In a world where 2.5 quintillion bytes of data or more is generated within a single day, becoming a data scientist is the perfect plan to start your career in this thriving data science industry.
More than just the exciting career ahead, you need to figure out an effective plan and start with the basic foundation. R and Python programming languages for data science or something else?
When it comes to choosing a programming language, you will often come across people debating on such topics. Should I start with R or Python programming? Why Python is preferred and not R? There is a slight confusion that takes place in choosing the right programming language.
Evidently, both R and Python play a significant role in the life of a data science professional. Both programming languages are mandatory and useful and are found amongst the most frequently required skillsets by top employers. However, each of these programming languages offers certain advantages and disadvantages for performing data science work. However, based on the kind of project, the required programming language can be chosen for further analysis.
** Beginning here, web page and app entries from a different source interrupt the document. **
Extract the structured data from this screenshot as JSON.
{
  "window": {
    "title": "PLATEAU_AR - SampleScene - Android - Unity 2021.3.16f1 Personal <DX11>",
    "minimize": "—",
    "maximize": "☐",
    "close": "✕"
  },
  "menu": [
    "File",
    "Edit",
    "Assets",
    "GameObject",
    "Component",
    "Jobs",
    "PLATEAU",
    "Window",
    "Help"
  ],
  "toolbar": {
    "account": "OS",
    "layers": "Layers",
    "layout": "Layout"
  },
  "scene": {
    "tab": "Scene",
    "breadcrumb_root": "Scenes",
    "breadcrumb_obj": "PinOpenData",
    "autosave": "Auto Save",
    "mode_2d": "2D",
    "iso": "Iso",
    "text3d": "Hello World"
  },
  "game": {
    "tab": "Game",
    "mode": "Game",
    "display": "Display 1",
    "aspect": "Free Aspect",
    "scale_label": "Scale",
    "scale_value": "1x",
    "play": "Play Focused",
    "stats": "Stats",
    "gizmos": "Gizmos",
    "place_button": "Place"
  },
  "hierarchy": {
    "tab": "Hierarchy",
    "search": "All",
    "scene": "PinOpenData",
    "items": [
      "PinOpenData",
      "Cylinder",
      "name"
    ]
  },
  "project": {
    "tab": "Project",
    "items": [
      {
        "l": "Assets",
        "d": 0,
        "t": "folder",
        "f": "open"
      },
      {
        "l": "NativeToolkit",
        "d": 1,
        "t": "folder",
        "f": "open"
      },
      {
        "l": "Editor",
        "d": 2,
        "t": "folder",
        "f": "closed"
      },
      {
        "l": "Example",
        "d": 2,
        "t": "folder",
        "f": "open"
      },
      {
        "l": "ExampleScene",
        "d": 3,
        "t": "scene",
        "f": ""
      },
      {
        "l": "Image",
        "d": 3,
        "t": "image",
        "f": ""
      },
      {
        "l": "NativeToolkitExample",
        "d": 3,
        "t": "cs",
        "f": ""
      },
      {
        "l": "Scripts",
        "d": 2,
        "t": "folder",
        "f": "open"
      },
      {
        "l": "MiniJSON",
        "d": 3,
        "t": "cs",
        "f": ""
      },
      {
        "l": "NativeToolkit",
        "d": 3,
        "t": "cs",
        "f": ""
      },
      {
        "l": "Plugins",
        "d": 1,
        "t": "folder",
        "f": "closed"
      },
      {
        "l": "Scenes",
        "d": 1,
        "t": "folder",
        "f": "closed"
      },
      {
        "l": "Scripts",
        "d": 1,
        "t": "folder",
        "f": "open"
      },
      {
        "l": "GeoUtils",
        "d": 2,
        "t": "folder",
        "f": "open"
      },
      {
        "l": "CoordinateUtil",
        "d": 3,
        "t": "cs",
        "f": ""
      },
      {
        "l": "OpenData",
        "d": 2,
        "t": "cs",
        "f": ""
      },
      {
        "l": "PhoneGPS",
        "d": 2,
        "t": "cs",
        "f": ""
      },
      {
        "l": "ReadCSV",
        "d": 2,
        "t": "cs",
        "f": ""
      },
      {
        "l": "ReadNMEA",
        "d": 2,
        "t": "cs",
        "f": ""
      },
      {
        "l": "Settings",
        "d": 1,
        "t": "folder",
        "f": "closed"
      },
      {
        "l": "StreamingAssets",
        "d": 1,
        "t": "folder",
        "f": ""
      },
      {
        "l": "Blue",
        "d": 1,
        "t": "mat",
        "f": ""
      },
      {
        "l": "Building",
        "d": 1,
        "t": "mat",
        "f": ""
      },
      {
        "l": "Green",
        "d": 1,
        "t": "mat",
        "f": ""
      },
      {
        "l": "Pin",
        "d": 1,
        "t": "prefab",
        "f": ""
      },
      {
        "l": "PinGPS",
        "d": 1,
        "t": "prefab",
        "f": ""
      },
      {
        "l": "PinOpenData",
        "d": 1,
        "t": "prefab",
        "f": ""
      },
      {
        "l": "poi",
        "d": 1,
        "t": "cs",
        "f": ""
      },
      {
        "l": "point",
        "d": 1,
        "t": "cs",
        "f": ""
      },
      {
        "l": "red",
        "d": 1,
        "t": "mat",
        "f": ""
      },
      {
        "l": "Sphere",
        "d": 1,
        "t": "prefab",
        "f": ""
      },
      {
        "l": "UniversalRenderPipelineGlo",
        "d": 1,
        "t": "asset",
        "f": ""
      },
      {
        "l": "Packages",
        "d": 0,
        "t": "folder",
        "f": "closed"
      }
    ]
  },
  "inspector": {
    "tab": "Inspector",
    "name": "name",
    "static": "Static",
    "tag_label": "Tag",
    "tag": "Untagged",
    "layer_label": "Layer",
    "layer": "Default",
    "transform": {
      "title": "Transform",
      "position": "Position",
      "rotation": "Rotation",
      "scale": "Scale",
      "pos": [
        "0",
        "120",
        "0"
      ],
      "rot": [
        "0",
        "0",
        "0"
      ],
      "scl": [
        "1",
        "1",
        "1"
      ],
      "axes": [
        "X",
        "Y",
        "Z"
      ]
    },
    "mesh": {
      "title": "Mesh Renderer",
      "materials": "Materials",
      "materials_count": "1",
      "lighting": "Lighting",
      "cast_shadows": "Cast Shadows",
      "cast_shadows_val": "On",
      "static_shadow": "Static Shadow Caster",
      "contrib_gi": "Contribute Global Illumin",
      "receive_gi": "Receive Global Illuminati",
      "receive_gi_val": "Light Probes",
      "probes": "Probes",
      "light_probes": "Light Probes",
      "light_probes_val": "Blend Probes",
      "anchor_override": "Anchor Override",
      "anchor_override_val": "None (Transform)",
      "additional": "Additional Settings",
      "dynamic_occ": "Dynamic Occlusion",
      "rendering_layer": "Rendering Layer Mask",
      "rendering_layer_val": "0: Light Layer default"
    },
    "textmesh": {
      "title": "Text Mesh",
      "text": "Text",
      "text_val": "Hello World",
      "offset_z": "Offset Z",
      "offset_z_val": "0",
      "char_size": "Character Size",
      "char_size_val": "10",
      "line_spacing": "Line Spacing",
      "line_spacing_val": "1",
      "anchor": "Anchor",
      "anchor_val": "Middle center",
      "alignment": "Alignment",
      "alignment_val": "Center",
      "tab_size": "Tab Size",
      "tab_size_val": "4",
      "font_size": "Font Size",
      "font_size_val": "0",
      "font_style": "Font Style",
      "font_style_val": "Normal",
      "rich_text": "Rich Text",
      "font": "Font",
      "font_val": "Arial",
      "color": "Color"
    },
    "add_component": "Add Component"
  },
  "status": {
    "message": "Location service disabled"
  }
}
According to a 2019 survey by Stack Overflow, Python continues to be the fastest-growing programming language today. Further on, Python topped to be the most wanted programming language by 25.7% while R remained to be at 4.9%. This has taken place consecutively for three years (till recent).
Are you in a state of disarray?
Well, the solution is simple. Learn both R and Python programming. The perfect blend of getting into a data science career.
For professionals already in the data science industry, they can choose any one of the programming languages based on the project they’re working on.
To be honest, both R and Python are ideal programming languages for every data science aspirant out there.
Is there a solution?
Both are excellent programming tools. However, there are certain parameters you need to consider before starting your data science work.
Based on widely cited comparisons by Norm Matloff, Prof. of Computer Science, UC Davis using seven parameters, you can now determine which programming language will be the best fit. Comparison elements to consider include:
1) The learning curve
R is the winner since even novices can perform simple data analyses within a few minutes time.
While Python can get a little tricky because of their libraries. For data science, professional who’s just started with data science must first learn how to use Python libraries such as Pandas, MatPlotlib, matrix types, NumPy that are likely already built into base-R.
2) Machine learning
Fueled by machine learning and artificial intelligence, Python is now known to be one of the fastest-growing programming languages used by a data science professional. Python ideally offers multiple fine-tuned libraries i.e., AlexNet used for image recognition while the R version needs to be developed.
The Python library is empowered by setting image-smoothing ops. This can be further implemented by R-Keras wrapper. For this purpose, a version of TensorFlow (pure-R) is developed. However, in R, the availability of the packages for gradient boosting and random forest can be superb.
3) Level of complexity
In terms of owning elegance, Python is a winner since it reduces the usage of braces and parentheses during coding, making it much sleeker.
4) Accuracy in statistics
R is used for solving statistical problems. It is written by statisticians themselves and for statisticians.
While Python might not provide accuracy in solving a statistical problem.
5) Metaprogramming or object orientation
Both R and Python have objects as functions, but R is most preferred. R has multiple OOP paradigms, while Python only has one. Due to R’s feature of metaprogramming (code that can produce code), most computer scientists are going gaga over R programming.
6) Linking of data structures
Data structures such as binary trees can easily be implemented in Python. But if this is done in R, probably the use of “list class” will be required, which is considerably slow.
7) Unity of language
Much difference won’t be seen even when Python version 2.7X transitions to 3.0X.
But with the impact of RStudio, R is seen to change into two different dialects i.e., R and Tidyverse.
Given the ever-evolving field in data science, some newer tools and technologies keep expanding. Thus, a data science professional should stay in-sync with the present trends in the data science industry.
Python programming language has grown widely amongst the data science community. Why? This is because of their rich repository of libraries that permits data scientists to perform the task that has better code readability, better stability, better modularity, and is an object-oriented language.
At the core, learning both R and Python can be powerful in the data science field. With multiple programming languages that provide much-needed options to execute a data science project, it gets challenging for individuals to be picky with a specific language.
Tech giants such as Facebook, Amazon, Google, Dropbox, and Instagram are already using Python. What do you choose today?